*Recorded data*:
————
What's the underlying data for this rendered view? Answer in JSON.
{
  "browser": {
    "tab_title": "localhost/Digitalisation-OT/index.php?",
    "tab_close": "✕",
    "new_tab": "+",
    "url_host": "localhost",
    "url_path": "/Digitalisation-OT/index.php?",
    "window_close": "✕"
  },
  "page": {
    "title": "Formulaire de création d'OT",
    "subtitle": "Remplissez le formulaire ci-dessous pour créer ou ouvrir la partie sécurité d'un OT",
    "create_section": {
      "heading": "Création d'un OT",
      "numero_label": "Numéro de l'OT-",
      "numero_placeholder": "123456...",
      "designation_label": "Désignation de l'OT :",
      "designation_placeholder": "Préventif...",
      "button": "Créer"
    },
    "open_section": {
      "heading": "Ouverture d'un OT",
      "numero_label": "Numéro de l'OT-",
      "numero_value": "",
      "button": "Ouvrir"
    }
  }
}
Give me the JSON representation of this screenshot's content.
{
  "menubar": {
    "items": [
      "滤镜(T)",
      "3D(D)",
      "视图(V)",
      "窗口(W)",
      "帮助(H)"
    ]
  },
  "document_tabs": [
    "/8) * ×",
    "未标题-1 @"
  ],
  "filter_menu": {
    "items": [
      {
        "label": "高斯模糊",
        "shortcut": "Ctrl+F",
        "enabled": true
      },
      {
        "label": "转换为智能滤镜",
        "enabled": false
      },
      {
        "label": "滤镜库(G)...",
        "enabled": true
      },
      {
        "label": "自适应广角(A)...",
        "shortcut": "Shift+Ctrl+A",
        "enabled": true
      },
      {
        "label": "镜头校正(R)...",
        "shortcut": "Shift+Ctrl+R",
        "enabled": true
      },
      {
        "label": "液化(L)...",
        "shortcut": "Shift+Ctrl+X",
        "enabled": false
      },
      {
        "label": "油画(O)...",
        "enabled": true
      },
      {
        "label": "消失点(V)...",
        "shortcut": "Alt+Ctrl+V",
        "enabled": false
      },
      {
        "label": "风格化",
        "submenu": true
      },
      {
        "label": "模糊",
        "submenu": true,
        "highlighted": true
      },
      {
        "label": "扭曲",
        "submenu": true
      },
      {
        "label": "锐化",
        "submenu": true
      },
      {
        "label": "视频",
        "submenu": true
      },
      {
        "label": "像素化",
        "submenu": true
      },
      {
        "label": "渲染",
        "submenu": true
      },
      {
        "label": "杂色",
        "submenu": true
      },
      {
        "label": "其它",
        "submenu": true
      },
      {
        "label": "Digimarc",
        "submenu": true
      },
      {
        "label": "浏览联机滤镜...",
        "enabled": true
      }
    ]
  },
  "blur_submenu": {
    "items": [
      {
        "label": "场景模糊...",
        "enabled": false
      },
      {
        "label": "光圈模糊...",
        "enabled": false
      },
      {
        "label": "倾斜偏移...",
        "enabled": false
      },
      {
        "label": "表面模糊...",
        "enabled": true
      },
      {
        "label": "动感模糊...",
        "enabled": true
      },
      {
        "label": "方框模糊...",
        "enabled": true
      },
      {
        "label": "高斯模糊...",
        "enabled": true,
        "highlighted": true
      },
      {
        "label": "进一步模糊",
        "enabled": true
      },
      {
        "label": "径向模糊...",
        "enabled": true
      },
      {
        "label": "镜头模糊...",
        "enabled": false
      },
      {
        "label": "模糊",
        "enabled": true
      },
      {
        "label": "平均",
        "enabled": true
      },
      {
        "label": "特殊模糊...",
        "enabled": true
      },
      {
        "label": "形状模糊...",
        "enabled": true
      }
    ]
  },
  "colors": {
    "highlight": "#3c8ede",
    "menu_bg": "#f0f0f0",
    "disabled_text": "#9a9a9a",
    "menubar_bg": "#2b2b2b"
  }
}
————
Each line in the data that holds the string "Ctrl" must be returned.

*TASK SOLUTION*:
        "shortcut": "Ctrl+F",
        "shortcut": "Shift+Ctrl+A",
        "shortcut": "Shift+Ctrl+R",
        "shortcut": "Shift+Ctrl+X",
        "shortcut": "Alt+Ctrl+V",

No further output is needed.